Photo: Ken Ratcliff/Flickr
Despite the bubble talk and debt concerns, Canadians seem to be pretty happy when it comes to their decisions to own homes. The Canadian Association of Accredited Mortgage Professionals (CAAMP) released a new consumer survey to gauge who’s buying homes and how confident they are with their big investments.
The survey didn’t pick up on much buyer’s remorse with 91 per cent of respondents saying they were happy they bought a home. One surprising stat – the CAAMP says that 55 per cent of homes purchased in 2013 were bought by first time buyers.
However, younger folks were largely less optimistic than the older crowd. More than half of consumers expect the housing market to stay stable with prices plateauing or increasing slowly in the next five years, but 16 per cent of 18 to 24-year olds and 12 per cent of of 25 to 34-year olds think the bubble will burst. Bubble belief dwindles with the advance of age: only 6 per cent of 55 to 64-year olds and 5 per cent of the 65-plus crowd think we’re in for a pop.
Altogether, 33 per cent of Canadians surveyed are predicting the market will see slow growth in valuations, the most popular predication by far. But those aged 45 years and older were also considerably more likely to think that values will slowly inch up in the years ahead. While 28 per cent of 25 to 34-year olds and 24 per cent of 35 to 44-year olds think values will slowly increase, the 45 to 54, 55 to 64 and 65 and over groups shared this belief at a rate of 34 per cent, 37 per cent and 45 per cent respectively.
See more details here:
When it comes to mortgage debt, about 65 per cent of Canadians surveyed say they are “comfortable” with their mortgages and 66 per cent agree in some degree that mortgages are a form of “good debt.”
The average mortgage interest rate currently sits at 3.24 per cent, a decline from the 3.5 per cent average in the fall 2013 survey.
About one-in-six mortgage holders also voluntarily increased their regular payments during the past year.
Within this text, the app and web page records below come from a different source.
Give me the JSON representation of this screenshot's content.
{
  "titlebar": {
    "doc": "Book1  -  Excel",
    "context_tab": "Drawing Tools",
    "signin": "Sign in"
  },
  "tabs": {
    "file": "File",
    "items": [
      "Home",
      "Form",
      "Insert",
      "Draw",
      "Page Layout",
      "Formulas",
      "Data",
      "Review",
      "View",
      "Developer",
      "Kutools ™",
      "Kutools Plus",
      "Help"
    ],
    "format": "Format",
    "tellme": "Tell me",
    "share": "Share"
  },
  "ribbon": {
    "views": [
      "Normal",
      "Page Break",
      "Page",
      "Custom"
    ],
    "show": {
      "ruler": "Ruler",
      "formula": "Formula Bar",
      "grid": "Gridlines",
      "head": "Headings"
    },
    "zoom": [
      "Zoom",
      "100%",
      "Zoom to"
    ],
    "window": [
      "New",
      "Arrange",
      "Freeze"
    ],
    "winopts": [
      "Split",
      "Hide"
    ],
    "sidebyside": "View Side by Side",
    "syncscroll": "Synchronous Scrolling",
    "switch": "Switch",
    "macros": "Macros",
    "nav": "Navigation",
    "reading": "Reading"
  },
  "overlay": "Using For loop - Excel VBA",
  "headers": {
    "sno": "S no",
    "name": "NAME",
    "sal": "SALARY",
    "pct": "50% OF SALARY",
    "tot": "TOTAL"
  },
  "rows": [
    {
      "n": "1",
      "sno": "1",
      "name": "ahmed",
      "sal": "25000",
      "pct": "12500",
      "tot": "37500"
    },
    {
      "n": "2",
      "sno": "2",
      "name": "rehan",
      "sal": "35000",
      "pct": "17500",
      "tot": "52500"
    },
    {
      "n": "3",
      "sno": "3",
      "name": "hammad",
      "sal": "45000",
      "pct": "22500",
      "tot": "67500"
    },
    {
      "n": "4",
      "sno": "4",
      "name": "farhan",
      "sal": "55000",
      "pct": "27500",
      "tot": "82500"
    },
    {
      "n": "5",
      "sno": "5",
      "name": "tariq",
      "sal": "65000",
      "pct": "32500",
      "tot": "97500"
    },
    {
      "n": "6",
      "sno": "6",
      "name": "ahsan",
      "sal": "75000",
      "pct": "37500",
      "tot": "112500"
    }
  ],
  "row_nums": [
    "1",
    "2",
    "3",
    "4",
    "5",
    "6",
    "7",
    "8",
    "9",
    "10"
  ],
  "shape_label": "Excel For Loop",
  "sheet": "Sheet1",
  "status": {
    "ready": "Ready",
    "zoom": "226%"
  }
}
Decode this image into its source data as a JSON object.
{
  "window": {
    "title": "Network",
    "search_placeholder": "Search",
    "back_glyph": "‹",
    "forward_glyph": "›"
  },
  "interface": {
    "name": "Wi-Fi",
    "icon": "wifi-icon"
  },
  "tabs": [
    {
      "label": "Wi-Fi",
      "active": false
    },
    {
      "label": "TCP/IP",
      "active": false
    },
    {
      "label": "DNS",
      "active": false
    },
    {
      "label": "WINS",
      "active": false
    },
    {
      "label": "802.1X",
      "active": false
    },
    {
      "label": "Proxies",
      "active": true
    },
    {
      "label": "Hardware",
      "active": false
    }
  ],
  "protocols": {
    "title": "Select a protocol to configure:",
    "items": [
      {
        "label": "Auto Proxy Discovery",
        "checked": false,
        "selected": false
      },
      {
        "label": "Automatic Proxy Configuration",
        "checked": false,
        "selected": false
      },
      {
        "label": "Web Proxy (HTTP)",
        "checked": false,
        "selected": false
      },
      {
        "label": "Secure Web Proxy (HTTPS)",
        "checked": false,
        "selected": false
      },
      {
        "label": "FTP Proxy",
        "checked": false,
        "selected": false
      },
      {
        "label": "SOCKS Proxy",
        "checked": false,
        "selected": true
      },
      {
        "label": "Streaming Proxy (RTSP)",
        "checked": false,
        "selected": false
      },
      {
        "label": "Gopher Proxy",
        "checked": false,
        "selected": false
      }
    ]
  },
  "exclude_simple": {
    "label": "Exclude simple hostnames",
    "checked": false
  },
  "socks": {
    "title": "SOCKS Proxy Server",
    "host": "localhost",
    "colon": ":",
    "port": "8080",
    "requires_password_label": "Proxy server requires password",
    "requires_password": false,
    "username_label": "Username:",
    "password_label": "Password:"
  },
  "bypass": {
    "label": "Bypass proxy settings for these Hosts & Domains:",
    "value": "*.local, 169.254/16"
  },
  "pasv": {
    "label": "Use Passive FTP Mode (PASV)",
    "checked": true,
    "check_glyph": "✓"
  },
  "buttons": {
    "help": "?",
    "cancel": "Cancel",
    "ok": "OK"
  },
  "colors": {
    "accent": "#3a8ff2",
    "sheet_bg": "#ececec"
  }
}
The average amount of increase was about $375 per month. Moreover, 14 per cent of the mortgage-holders surveyed said they made lump sum payments in the last year, with the average amount sitting at about $10,000. More details below:
“From the consumer perspective we have a picture of a very confident, healthy mortgage market,” said Jim Murphy, AMP, President and CEO of CAAMP in the news release.
Despite this general sense of satisfaction, the report does raise the spectre of a slowdown. It estimates starts will have dropped by 20 per cent by late next year, compared to 2011 and 2012 levels, which is a concern given how much of the economy is tied to the housing market. Each new single family home built in Canada is believed to create 2 to 2.5 “person years” of employment, so a slowdown would mean fewer jobs.
“Across Canada the housing market is slowing, and has been on a downward swing since the mortgage policy change in 2012. While the national market may look healthy, activity in the Greater Toronto Area (including Hamilton), the Greater Vancouver Regional District and the Calgary area is skewing the numbers high,” said Will Dunning, CAAMP Chief Economist, in the release.
“In the rest of Canada sales activity has weakened and house prices are flat, and even falling in some communities. Housing has played a key role in driving economic growth and job creation in Canada. But looking ahead, decreased starts and slower price growth will throw off the balance between the housing market and the overall economy.”
You can read the entire report here.